SCHOOLS INACCESSIBLE DUE TO INSECURITY & DISPLACEMENT

Over 2,300 internally displaced persons (IDPs) are still living in 13 schools in Niono city in the central Ségou region, two weeks after the school year has begun early November. The situation is preventing about 3,900 students from attending school and creating tensions between students and IDPs. Furthermore, about 4,700 IDPs live in 28 other schools in the Niono district, affecting over 8,400 students. In some areas, IDPs have been forced to leave classrooms to allow children to return to school. IDPs, who sought refuge in schools, are in critical need of shelter, nonfood items, and winter assistance.
Humanitarian organizations are mobilizing to provide assistance. While IDP presence hinders students’ return to schools, insecurity has also been rendering the return to 118 other schools challenging, affecting 18,000 children and 484 teachers.

NIGER

CHOLERA KILLS 156 PERSONS, INFECTS ABOUT 5,400

On 9 August, the Niger Minister of Public Health declared a cholera epidemic. As of today, cholera has killed 156 persons and infected about 5,400 in Niger, with a case fatality rate of 2.9 per cent. Cholera was first reported in the Maradi region, on the borders with Nigeria, and was linked to the outbreak in northern Nigeria. Niger’s borders with Nigeria are porous with frequent crossings, leading to the continuous spread of the disease. The outbreak is exacerbating pre-existing vulnerabilities linked to the current conflict and other aggravating factors. In Maradi, nonstate armed group (NSAG) activities hamper the access of displaced people to health services.
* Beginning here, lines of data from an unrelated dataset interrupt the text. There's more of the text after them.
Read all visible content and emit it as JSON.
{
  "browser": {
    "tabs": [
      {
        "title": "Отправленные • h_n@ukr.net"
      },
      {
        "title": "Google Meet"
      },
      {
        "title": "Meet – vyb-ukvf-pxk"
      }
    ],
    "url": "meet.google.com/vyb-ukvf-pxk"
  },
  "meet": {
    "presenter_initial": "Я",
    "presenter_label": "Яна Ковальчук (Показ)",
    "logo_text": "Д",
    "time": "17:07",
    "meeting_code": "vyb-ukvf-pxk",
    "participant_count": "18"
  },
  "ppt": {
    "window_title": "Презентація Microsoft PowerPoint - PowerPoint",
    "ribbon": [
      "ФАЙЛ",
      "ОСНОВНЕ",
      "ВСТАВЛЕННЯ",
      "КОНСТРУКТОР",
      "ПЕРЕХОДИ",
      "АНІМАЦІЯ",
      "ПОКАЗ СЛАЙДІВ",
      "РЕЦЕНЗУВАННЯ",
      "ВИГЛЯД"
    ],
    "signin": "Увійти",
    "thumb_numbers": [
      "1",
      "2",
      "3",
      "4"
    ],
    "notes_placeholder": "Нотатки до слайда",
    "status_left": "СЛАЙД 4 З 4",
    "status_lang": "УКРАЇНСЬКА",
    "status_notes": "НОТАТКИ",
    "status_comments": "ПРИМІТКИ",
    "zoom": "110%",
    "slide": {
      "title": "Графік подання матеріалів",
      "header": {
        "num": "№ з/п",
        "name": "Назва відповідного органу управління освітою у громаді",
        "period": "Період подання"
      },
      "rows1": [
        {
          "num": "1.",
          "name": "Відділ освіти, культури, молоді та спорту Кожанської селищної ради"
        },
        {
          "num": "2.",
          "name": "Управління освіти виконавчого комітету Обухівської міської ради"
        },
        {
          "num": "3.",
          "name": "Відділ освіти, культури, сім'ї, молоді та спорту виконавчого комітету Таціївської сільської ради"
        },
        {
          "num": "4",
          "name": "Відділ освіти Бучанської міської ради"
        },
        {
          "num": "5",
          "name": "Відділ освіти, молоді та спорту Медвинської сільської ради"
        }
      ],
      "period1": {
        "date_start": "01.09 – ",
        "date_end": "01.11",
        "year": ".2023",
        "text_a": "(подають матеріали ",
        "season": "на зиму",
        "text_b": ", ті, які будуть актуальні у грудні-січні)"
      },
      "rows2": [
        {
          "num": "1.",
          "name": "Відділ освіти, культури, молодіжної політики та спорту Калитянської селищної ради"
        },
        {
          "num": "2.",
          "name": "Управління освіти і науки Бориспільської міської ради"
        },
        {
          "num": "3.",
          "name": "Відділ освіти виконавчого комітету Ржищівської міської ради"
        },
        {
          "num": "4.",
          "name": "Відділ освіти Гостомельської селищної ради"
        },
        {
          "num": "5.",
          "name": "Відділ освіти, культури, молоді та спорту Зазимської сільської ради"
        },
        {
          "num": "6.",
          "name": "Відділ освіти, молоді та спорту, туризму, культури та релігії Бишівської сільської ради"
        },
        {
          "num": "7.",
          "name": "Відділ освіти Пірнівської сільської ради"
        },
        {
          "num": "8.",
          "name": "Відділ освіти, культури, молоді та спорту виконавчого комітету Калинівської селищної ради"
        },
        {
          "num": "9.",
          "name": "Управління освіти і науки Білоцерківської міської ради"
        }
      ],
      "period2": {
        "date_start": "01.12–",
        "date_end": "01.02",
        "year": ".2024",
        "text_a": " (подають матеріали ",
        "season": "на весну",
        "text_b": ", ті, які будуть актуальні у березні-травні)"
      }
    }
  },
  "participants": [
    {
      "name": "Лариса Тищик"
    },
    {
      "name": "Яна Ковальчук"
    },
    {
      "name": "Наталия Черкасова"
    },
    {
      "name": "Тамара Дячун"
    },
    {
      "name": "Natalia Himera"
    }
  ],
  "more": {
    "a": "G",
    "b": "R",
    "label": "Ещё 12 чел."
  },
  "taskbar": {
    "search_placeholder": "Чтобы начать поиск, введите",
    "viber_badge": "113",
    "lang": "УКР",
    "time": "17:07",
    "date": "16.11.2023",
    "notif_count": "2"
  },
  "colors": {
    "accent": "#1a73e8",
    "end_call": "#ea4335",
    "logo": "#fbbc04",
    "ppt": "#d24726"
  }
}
NSAG incursions also force hundreds of people to relocate each month, alienating them from health services or leading to increased pressure on health facilities already working with limited capacities.

NIGERIA
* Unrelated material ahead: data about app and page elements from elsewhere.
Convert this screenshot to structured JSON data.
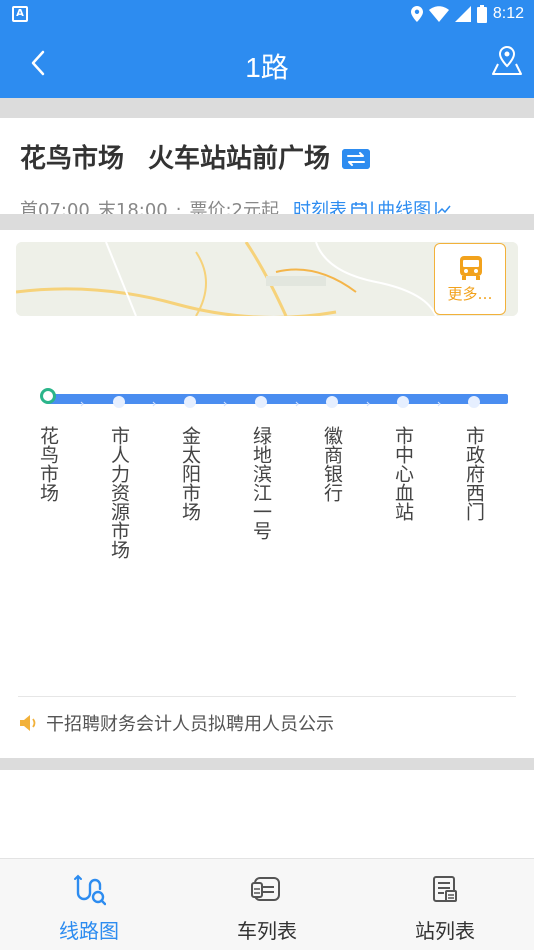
{
  "status_bar": {
    "time": "8:12"
  },
  "nav": {
    "title": "1路"
  },
  "route": {
    "start": "花鸟市场",
    "end": "火车站站前广场",
    "first_bus": "首07:00",
    "last_bus": "末18:00",
    "fare": "票价:2元起",
    "timetable_label": "时刻表",
    "separator": "|",
    "chart_label": "曲线图"
  },
  "map": {
    "more_label": "更多…"
  },
  "stations": [
    "花鸟市场",
    "市人力资源市场",
    "金太阳市场",
    "绿地滨江一号",
    "徽商银行",
    "市中心血站",
    "市政府西门"
  ],
  "notice": {
    "text": "干招聘财务会计人员拟聘用人员公示"
  },
  "tabs": [
    {
      "label": "线路图",
      "icon": "route-map-icon",
      "active": true
    },
    {
      "label": "车列表",
      "icon": "bus-list-icon",
      "active": false
    },
    {
      "label": "站列表",
      "icon": "station-list-icon",
      "active": false
    }
  ],
  "colors": {
    "primary": "#2d8cf0",
    "accent": "#f2a21c",
    "start_dot": "#2bb58a"
  }
}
CHOLERA KILLS 3,300 PERSONS, INFECTS ABOUT 94,000

Since June 2021, a continuous increase in cholera cases has been reported. So far, cholera has killed about 3,300 persons and infected about 94,000. The case fatality rate is 3.5 per cent, higher than the previous annual outbreaks in the past four years.
Children aged between five and 14 are the most affected. Moreover, cholera has affected 32 of 36 states, including the capital Abuja. However, the north remains the most affected with 89 per cent of all suspected cases, and in particular Bauchi, Kano, Zamfara, and Jigwa states, which include 57 per cent of the suspected cases. Poor sanitation practices and the consumption of contaminated water are some of the key drivers of the current outbreak. The rainy season and subsequent flooding also worsened the situation. Since 21 June, the Nigeria Centre for Disease Control activated a comprehensive cholera Emergency Operations Centre to respond to the emergency. The unstable security situation hinders the access of humanitarian and health workers and their provision of vital assistance.

BURKINA FASO
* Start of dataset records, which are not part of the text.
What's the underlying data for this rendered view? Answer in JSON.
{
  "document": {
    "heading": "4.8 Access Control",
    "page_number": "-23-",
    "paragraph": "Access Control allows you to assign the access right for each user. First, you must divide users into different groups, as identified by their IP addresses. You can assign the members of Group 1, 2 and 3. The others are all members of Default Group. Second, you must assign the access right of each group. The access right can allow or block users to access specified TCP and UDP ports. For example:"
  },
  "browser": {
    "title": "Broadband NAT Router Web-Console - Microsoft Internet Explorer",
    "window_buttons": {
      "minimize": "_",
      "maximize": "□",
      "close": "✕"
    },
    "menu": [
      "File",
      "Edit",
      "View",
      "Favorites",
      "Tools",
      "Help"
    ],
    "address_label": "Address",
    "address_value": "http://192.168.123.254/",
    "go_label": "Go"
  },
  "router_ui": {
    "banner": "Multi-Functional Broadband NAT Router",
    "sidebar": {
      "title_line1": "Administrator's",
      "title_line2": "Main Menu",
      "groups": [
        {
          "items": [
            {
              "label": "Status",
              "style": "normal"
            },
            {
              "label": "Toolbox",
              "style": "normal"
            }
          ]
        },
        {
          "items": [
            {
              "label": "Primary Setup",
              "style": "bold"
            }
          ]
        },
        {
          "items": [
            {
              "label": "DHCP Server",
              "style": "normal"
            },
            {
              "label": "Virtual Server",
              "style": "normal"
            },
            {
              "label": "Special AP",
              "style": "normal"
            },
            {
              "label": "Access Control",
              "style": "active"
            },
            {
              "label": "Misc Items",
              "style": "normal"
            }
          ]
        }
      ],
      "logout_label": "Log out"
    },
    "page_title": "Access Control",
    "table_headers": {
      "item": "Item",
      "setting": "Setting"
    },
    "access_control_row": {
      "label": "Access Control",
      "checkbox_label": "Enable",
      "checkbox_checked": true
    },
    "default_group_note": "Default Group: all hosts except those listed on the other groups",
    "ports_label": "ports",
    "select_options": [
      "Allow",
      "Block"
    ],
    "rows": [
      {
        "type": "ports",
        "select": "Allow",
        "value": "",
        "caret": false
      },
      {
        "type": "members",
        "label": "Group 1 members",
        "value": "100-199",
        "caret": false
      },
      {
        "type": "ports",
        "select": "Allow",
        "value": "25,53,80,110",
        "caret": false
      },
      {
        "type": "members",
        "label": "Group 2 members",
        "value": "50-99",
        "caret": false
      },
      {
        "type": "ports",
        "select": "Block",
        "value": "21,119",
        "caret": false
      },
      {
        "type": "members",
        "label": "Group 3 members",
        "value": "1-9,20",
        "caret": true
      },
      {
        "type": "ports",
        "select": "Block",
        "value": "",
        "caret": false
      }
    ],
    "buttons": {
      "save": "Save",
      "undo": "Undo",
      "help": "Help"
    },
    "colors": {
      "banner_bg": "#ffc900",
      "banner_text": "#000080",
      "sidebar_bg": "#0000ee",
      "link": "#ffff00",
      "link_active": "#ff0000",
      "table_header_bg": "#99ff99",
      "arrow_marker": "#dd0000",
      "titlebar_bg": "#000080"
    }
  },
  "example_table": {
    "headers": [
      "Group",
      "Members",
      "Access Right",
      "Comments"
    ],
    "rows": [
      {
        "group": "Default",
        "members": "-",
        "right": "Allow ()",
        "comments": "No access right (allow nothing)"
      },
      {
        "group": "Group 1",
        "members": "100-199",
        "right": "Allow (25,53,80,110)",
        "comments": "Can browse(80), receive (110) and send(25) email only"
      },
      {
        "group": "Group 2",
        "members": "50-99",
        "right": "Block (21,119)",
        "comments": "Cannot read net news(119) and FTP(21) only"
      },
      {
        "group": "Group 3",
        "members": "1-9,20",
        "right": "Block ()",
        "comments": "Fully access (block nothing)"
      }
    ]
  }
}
NSAG ATTACKS KILLS 53 PERSONS INLCUDING FOUR CIVILIANS

On 14 November, non-state armed group members (NSAG) carried out an attack in Inata town in Soum province in the north of the country, killing 53 persons including four civilians, in one of the deadliest attacks in the country. On 16 November, hundreds of people demonstrated in several cities demanding an end to NSAG attacks. Burkina Faso has been facing regular and deadly attacks since 2015, particularly in the northern and eastern regions, in the "three borders" area, bordering Mali and Niger.
Violence, sometimes compounded by intercommunal clashes, has killed about 2,000 people and forced 1.4 million to flee their homes.

UN Office for the Coordination of Humanitarian Affairs
To learn more about OCHA's activities, please visit https://www.unocha.org/.